Report each line of the listing below that holds "screenshot".
================================
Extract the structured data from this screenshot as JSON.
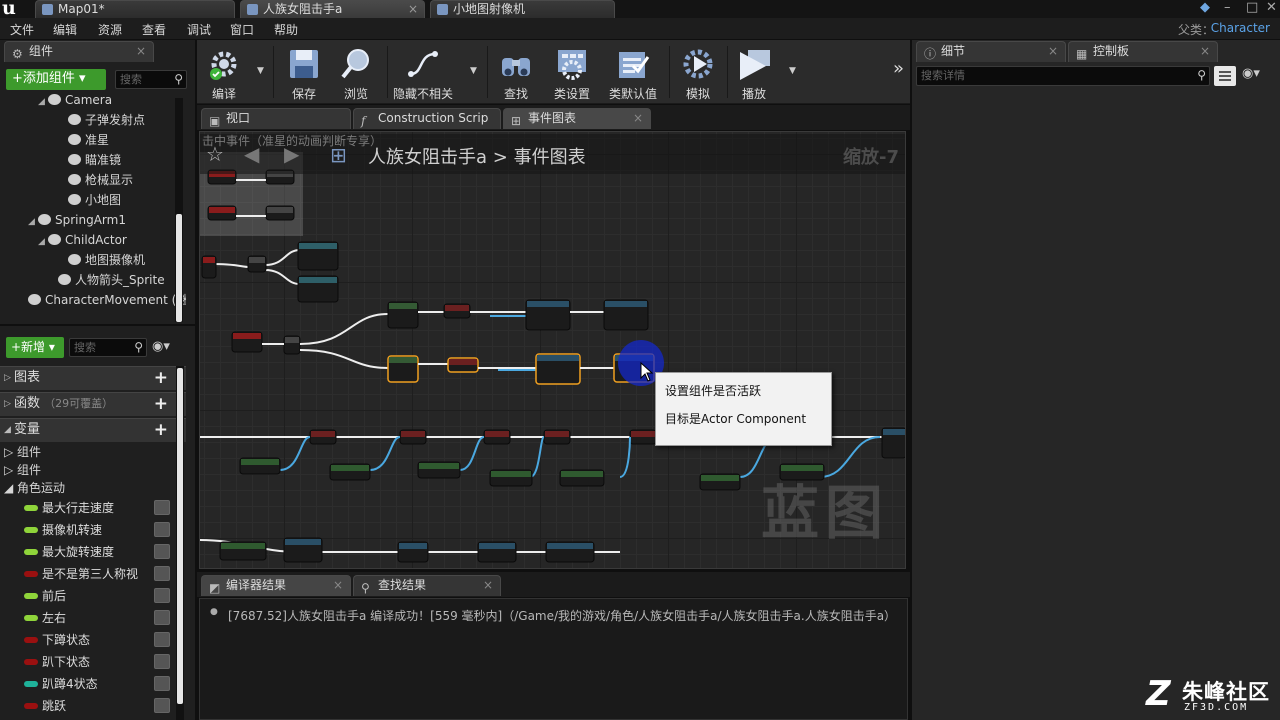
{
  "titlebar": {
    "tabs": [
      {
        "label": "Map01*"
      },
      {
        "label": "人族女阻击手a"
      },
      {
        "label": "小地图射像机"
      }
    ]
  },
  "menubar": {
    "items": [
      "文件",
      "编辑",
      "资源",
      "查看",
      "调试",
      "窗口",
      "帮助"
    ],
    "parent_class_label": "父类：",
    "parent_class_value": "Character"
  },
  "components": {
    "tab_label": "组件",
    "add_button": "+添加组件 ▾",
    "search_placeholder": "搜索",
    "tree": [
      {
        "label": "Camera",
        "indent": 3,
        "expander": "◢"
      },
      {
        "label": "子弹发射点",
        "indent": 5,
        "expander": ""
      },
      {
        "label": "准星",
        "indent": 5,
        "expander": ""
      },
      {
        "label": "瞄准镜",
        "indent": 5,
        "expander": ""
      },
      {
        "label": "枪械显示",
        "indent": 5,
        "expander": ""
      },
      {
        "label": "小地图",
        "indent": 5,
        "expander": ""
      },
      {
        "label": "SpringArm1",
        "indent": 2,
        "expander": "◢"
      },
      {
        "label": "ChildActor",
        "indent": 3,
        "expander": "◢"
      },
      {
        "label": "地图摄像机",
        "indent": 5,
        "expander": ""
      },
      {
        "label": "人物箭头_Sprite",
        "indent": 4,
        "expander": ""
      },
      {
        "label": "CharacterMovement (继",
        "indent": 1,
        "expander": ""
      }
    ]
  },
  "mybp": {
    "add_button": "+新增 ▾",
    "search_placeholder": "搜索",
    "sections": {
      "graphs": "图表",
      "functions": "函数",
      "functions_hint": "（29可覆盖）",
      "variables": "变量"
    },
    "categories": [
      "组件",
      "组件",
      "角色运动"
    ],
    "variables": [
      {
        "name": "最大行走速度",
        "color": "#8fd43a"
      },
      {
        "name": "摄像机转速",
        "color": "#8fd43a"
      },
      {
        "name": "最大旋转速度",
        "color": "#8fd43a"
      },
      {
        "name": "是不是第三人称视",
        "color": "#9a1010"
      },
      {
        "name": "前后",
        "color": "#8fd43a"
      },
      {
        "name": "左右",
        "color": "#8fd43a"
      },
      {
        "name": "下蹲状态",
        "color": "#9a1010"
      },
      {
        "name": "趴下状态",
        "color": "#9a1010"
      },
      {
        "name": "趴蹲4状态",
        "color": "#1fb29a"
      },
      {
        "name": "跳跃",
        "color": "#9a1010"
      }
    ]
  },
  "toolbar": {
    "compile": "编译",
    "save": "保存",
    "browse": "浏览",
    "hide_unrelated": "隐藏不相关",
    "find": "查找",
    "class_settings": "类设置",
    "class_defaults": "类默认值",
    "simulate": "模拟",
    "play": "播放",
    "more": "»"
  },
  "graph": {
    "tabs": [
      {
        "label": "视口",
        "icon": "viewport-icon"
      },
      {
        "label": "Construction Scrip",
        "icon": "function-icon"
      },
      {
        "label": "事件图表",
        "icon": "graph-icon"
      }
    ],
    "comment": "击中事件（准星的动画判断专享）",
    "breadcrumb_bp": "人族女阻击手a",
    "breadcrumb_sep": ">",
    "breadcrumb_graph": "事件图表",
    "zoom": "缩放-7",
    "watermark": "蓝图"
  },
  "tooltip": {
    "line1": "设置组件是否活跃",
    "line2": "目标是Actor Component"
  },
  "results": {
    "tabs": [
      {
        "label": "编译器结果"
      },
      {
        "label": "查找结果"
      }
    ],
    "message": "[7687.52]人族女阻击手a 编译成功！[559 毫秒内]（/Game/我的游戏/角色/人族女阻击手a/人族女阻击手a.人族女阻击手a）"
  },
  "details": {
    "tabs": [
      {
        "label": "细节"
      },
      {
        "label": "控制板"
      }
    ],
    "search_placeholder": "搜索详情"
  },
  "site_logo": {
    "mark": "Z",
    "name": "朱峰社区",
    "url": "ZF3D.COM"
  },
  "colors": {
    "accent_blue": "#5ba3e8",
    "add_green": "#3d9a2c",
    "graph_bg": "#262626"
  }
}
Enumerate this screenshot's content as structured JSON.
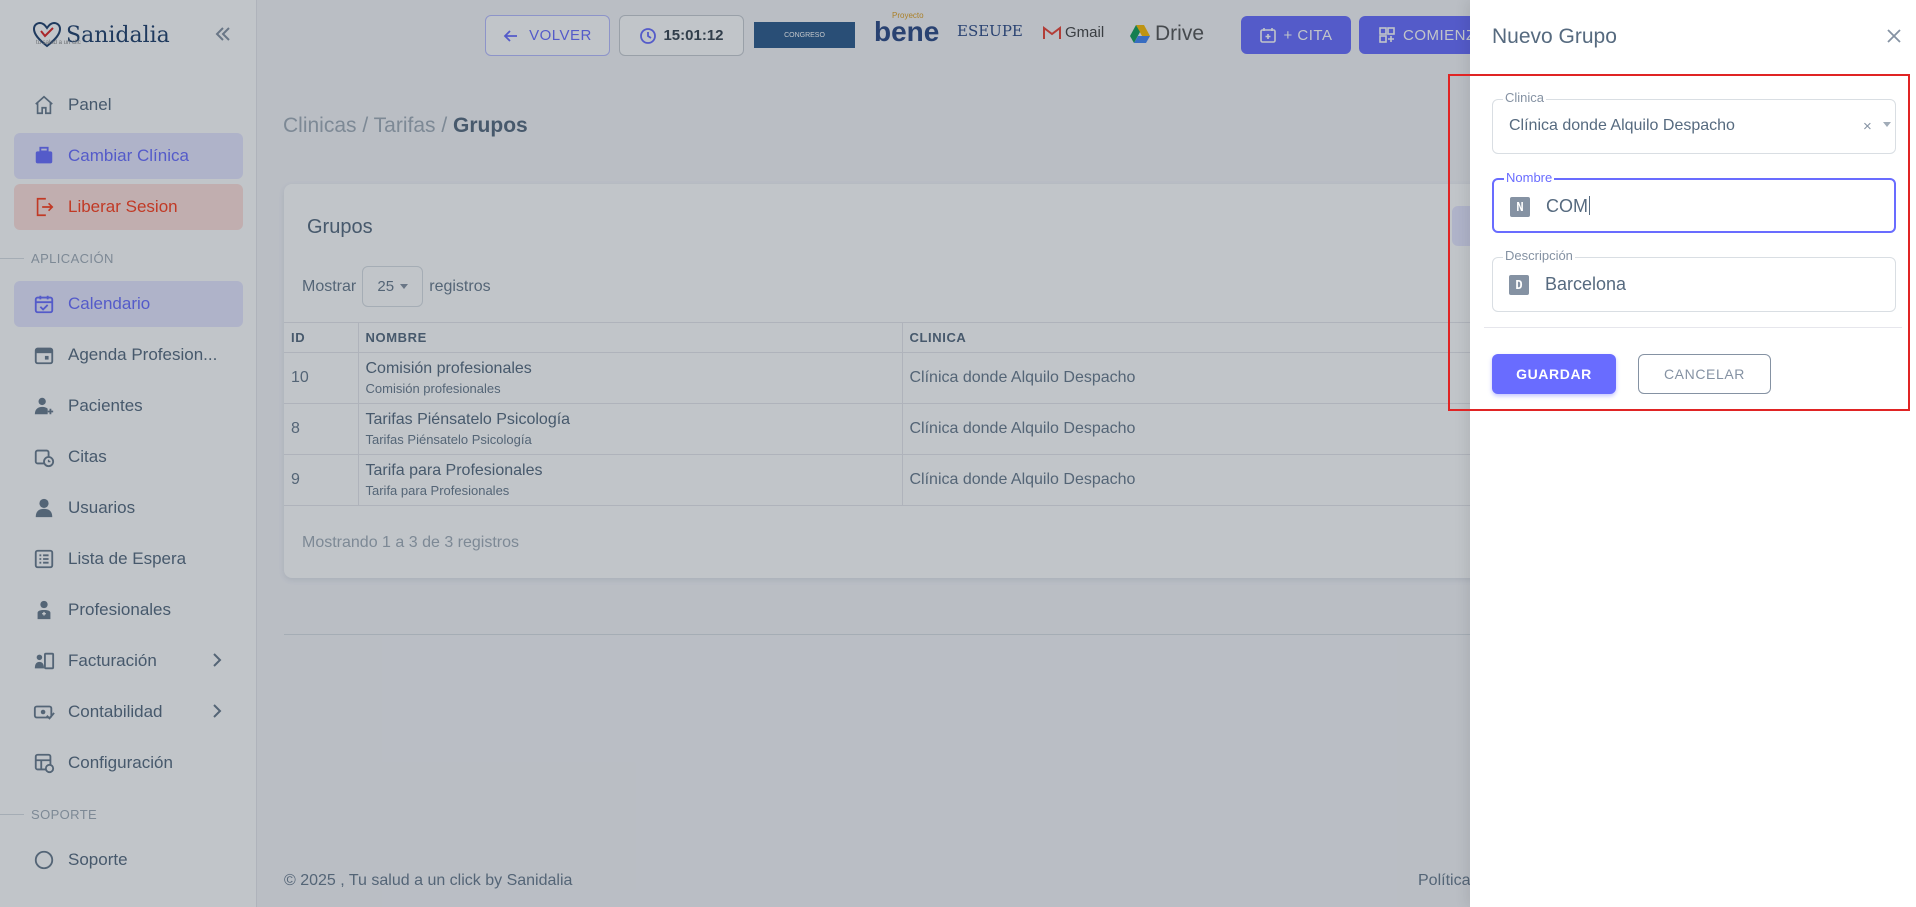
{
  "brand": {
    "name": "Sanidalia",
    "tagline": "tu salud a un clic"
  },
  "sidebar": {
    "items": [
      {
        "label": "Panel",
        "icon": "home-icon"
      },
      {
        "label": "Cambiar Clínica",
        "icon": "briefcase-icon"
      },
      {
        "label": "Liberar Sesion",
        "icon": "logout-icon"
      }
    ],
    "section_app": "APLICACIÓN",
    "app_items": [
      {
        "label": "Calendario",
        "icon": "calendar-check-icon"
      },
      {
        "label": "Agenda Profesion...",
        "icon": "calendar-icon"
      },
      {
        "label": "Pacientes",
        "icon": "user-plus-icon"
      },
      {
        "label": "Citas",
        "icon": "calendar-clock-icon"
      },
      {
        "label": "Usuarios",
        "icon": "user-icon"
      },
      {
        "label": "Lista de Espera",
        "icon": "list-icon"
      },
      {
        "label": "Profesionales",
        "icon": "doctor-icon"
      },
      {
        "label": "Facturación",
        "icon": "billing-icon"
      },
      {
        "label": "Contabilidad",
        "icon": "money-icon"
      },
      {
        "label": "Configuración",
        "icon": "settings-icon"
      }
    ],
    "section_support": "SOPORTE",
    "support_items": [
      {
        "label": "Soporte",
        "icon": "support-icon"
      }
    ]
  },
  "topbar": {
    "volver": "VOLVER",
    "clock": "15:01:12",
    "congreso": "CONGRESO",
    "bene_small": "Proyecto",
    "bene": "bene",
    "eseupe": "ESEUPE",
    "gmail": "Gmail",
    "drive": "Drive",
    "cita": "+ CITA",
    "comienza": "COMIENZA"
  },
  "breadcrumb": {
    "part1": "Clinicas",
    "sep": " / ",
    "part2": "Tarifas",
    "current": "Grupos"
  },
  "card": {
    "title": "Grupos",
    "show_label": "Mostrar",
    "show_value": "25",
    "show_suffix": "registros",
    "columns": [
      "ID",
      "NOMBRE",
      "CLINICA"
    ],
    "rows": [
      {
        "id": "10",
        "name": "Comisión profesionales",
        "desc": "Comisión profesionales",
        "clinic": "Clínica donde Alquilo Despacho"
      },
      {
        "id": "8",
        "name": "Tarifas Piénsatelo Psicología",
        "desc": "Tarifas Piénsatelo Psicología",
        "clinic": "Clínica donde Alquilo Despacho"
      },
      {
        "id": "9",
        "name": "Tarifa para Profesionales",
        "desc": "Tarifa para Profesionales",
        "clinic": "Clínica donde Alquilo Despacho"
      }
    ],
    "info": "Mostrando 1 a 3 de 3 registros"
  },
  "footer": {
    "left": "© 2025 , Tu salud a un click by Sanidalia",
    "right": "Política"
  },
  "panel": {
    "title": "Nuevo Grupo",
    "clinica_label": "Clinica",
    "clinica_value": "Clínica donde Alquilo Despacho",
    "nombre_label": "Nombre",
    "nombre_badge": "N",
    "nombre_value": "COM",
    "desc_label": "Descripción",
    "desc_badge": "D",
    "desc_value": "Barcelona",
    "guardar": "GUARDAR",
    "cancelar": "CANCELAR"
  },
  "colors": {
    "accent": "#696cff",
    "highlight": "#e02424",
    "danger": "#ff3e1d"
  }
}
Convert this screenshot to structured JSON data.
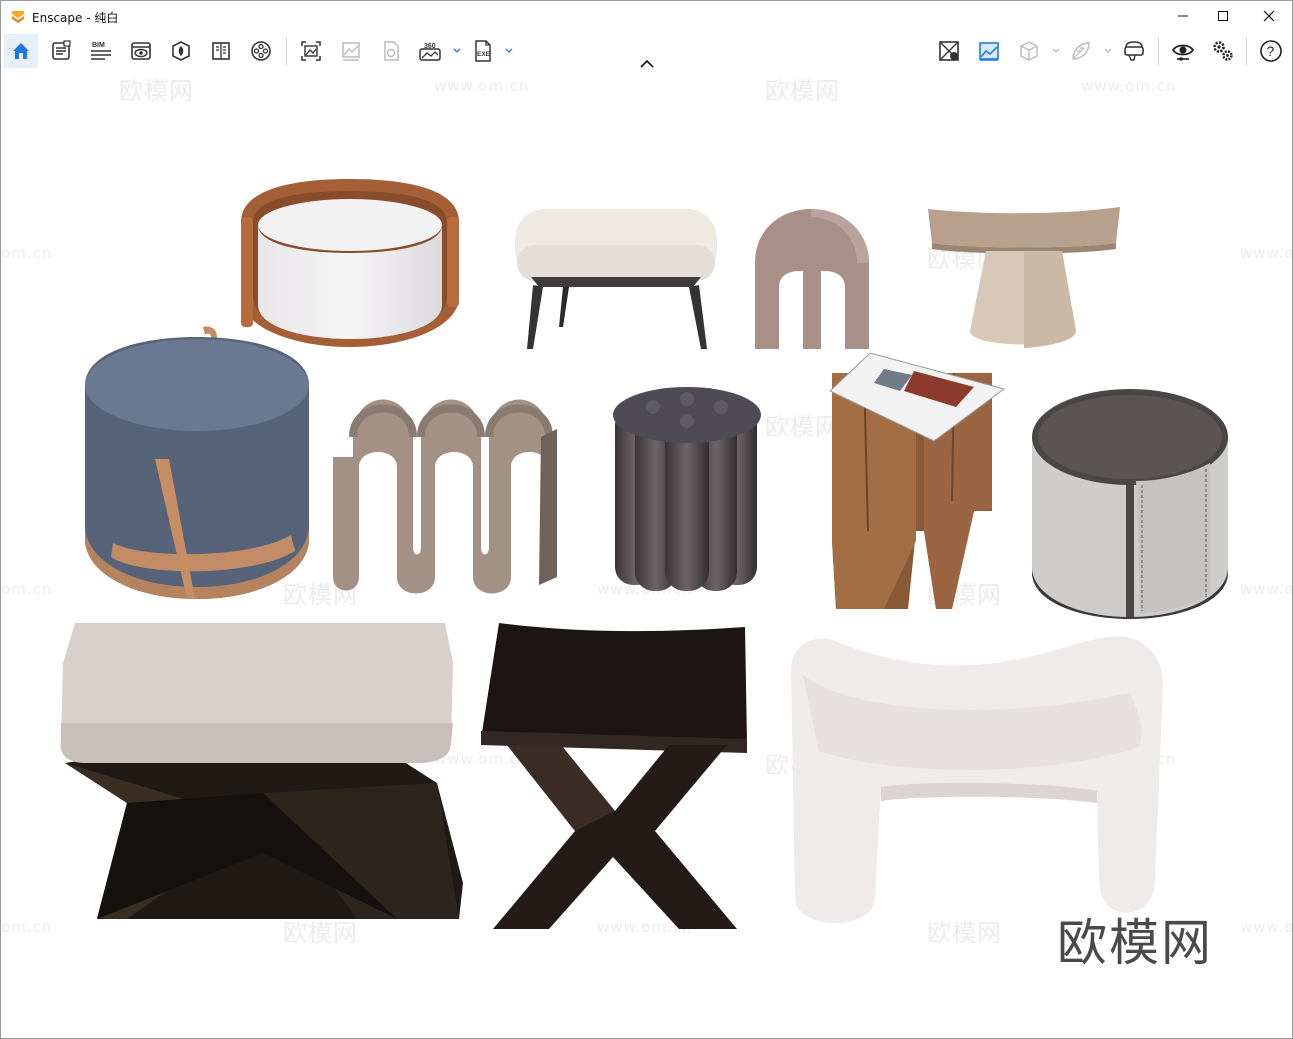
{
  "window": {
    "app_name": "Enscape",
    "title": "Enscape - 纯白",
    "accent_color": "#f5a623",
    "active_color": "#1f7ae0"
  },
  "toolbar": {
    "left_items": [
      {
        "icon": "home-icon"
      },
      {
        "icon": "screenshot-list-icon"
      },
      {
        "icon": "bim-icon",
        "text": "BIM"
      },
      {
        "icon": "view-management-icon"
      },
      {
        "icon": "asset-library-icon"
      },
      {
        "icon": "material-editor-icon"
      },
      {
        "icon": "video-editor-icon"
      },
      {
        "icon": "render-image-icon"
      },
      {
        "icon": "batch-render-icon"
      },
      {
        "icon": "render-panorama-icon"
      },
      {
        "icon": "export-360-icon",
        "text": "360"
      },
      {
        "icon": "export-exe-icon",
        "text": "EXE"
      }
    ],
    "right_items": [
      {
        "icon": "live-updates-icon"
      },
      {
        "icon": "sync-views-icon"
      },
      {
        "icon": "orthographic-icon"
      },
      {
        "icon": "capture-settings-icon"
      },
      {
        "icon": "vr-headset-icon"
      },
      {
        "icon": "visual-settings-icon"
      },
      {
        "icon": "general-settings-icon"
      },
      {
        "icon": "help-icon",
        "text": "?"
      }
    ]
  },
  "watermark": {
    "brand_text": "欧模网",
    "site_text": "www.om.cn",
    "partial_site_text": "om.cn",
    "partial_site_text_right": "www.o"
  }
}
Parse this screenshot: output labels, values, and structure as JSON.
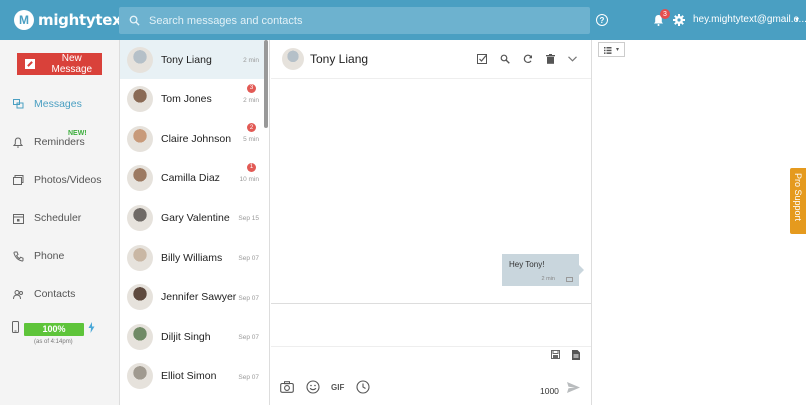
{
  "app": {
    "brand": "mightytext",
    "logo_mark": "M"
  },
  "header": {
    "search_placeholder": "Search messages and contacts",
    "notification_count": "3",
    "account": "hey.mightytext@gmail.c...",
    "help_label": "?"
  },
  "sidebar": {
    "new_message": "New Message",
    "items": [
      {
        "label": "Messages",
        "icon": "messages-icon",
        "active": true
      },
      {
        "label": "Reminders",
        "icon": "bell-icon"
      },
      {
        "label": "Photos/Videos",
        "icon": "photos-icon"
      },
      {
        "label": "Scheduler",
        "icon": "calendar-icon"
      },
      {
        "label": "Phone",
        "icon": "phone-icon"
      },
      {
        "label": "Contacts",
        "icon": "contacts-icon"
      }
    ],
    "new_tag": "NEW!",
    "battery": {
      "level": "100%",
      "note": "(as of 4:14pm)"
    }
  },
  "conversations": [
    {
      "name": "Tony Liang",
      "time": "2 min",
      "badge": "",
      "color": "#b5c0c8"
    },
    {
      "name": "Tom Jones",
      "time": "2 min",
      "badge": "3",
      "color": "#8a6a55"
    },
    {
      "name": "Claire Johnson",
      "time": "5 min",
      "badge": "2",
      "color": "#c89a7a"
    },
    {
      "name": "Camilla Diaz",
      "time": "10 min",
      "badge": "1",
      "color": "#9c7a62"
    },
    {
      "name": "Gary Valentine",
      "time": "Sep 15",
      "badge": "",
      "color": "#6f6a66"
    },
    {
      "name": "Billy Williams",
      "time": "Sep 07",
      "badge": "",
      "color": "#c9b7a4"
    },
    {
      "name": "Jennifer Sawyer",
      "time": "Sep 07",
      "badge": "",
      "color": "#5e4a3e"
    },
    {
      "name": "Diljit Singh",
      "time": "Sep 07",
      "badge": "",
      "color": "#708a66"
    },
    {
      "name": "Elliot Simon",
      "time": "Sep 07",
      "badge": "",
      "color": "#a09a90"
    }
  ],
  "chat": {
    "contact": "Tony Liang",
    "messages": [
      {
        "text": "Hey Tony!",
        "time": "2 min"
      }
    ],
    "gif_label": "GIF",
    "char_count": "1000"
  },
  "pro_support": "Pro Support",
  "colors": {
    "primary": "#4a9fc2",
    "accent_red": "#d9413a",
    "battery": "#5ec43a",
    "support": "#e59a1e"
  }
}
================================
→ **Exercise answer**:
Extract the structured data from this screenshot as JSON.
Enumerate this screenshot's content as structured JSON.
Convert this screenshot to structured JSON data.
        "icon": "screenshot-list-icon"
Parse this screenshot: output labels, values, and structure as JSON.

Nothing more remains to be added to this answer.